◆ STUDY MATERIAL:
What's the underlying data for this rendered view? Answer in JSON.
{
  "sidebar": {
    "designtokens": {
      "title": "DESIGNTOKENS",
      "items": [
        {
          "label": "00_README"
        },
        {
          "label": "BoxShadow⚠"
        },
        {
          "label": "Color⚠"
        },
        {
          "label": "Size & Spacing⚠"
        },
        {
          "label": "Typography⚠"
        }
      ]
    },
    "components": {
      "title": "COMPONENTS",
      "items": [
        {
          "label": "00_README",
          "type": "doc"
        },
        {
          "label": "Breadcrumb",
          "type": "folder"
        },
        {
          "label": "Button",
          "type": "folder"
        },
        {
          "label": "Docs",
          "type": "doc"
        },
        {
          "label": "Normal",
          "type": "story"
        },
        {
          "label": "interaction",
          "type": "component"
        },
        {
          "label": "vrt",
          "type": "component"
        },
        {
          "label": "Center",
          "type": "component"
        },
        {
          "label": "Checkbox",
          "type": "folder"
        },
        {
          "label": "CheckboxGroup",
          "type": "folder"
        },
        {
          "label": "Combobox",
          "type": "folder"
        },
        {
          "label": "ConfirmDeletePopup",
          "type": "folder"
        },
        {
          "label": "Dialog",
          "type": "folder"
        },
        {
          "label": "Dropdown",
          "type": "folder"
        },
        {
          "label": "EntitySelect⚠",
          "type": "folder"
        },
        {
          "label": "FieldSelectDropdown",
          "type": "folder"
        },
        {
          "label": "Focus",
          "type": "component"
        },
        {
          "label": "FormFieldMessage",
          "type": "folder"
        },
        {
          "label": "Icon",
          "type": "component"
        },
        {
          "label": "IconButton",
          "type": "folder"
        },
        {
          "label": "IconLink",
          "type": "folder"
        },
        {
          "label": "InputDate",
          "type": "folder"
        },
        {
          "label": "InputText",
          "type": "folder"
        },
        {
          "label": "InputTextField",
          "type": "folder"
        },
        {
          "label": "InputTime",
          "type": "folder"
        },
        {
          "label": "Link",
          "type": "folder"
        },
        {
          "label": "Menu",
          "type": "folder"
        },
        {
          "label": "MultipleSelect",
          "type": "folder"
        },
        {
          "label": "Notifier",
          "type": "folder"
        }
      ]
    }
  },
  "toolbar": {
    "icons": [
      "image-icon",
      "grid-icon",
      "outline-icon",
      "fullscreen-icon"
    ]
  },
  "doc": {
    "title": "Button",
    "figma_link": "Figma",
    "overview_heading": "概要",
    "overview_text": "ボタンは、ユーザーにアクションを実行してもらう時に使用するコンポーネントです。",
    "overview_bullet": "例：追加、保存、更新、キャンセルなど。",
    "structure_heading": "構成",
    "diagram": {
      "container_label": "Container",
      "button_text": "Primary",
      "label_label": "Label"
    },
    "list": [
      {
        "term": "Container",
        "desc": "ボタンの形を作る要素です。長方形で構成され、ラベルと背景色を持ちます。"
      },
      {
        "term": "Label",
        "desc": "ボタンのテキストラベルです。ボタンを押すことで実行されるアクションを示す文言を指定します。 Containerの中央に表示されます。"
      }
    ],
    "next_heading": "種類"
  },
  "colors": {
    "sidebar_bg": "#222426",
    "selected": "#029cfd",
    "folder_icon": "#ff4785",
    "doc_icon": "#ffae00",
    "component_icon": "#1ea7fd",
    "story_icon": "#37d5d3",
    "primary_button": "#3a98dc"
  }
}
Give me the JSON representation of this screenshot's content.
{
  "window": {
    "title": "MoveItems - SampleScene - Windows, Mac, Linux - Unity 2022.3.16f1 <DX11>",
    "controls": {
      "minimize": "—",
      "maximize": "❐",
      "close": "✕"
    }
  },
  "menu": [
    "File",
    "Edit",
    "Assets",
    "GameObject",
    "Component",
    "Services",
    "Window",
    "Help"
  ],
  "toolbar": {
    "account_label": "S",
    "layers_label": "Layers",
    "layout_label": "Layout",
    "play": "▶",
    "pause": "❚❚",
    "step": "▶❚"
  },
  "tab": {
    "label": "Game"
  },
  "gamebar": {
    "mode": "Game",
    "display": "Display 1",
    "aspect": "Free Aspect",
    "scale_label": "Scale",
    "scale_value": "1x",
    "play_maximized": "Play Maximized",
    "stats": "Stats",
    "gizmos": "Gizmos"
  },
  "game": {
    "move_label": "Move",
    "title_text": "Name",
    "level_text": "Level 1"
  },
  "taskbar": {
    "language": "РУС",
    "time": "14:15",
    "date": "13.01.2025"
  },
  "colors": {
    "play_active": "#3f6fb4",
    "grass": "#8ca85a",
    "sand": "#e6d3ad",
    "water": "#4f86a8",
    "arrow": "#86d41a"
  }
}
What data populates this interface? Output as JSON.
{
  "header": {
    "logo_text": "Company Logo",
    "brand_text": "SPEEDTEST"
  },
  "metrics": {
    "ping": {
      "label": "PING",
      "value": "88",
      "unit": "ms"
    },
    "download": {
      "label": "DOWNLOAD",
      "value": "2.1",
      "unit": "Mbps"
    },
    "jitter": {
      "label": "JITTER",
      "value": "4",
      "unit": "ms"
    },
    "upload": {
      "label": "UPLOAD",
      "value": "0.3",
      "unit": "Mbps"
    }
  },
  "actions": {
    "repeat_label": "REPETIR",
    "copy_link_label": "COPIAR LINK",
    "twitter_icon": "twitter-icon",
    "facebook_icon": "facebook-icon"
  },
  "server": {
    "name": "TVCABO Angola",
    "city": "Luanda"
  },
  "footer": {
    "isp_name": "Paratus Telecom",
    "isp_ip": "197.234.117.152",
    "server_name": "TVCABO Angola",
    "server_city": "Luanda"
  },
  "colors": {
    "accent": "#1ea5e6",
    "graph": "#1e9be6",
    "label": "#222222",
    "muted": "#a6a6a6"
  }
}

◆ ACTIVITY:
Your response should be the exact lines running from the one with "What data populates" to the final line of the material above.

◆ SOLUTION:
What data populates this interface? Output as JSON.
{
  "header": {
    "logo_text": "Company Logo",
    "brand_text": "SPEEDTEST"
  },
  "metrics": {
    "ping": {
      "label": "PING",
      "value": "88",
      "unit": "ms"
    },
    "download": {
      "label": "DOWNLOAD",
      "value": "2.1",
      "unit": "Mbps"
    },
    "jitter": {
      "label": "JITTER",
      "value": "4",
      "unit": "ms"
    },
    "upload": {
      "label": "UPLOAD",
      "value": "0.3",
      "unit": "Mbps"
    }
  },
  "actions": {
    "repeat_label": "REPETIR",
    "copy_link_label": "COPIAR LINK",
    "twitter_icon": "twitter-icon",
    "facebook_icon": "facebook-icon"
  },
  "server": {
    "name": "TVCABO Angola",
    "city": "Luanda"
  },
  "footer": {
    "isp_name": "Paratus Telecom",
    "isp_ip": "197.234.117.152",
    "server_name": "TVCABO Angola",
    "server_city": "Luanda"
  },
  "colors": {
    "accent": "#1ea5e6",
    "graph": "#1e9be6",
    "label": "#222222",
    "muted": "#a6a6a6"
  }
}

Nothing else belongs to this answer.